─── EXERCISE MATERIAL ───
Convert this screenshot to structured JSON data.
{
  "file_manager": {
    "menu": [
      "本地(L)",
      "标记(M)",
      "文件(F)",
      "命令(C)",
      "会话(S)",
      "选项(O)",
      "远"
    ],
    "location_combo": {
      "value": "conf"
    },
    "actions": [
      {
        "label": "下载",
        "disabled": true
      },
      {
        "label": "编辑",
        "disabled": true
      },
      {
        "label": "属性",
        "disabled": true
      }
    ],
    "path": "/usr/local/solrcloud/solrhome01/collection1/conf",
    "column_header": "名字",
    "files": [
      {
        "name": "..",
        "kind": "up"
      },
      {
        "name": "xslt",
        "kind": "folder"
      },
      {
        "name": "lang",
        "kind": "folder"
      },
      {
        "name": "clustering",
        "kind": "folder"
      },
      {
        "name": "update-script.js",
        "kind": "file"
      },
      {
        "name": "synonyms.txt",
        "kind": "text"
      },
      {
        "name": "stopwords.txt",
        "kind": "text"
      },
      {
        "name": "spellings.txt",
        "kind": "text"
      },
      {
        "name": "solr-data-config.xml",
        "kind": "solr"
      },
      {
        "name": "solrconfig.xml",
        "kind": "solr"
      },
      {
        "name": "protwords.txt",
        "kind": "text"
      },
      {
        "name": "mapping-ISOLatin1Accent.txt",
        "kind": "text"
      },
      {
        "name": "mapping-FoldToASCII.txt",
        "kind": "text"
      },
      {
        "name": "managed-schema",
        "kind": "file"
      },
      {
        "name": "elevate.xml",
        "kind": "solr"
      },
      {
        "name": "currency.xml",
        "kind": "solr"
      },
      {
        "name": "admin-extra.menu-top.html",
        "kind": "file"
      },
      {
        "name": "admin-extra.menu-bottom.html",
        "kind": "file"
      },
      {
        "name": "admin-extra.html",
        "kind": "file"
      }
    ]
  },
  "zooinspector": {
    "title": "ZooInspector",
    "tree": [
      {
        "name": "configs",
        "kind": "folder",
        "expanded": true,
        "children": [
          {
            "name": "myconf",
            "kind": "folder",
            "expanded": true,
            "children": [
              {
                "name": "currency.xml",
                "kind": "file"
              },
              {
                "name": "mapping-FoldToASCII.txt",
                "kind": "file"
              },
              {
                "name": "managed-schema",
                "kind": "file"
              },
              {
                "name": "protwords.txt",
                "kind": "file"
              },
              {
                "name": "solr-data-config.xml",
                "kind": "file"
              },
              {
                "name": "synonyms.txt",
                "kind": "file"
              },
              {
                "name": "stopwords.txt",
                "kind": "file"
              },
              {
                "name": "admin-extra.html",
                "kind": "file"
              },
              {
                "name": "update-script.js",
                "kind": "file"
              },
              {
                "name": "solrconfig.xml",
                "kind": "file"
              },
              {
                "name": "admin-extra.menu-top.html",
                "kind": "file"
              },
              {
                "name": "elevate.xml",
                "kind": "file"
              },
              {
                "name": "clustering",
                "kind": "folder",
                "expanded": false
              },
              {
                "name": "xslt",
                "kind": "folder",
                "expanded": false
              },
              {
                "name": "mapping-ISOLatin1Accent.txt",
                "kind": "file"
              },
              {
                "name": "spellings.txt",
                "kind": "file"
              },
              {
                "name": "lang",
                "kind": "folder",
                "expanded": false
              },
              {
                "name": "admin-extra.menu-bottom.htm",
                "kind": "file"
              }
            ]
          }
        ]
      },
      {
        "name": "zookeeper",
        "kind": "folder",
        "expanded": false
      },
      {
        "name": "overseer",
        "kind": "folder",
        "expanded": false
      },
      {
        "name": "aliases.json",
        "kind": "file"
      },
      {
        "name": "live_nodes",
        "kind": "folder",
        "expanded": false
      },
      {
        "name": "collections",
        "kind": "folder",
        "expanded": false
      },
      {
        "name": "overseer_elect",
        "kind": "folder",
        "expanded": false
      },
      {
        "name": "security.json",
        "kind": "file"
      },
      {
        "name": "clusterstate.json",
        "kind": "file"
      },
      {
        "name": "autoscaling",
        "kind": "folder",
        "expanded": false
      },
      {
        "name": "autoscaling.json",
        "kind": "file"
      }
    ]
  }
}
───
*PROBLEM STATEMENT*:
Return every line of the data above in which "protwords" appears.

*ANSWER TO THIS PROBLEM*:
        "name": "protwords.txt",
                "name": "protwords.txt",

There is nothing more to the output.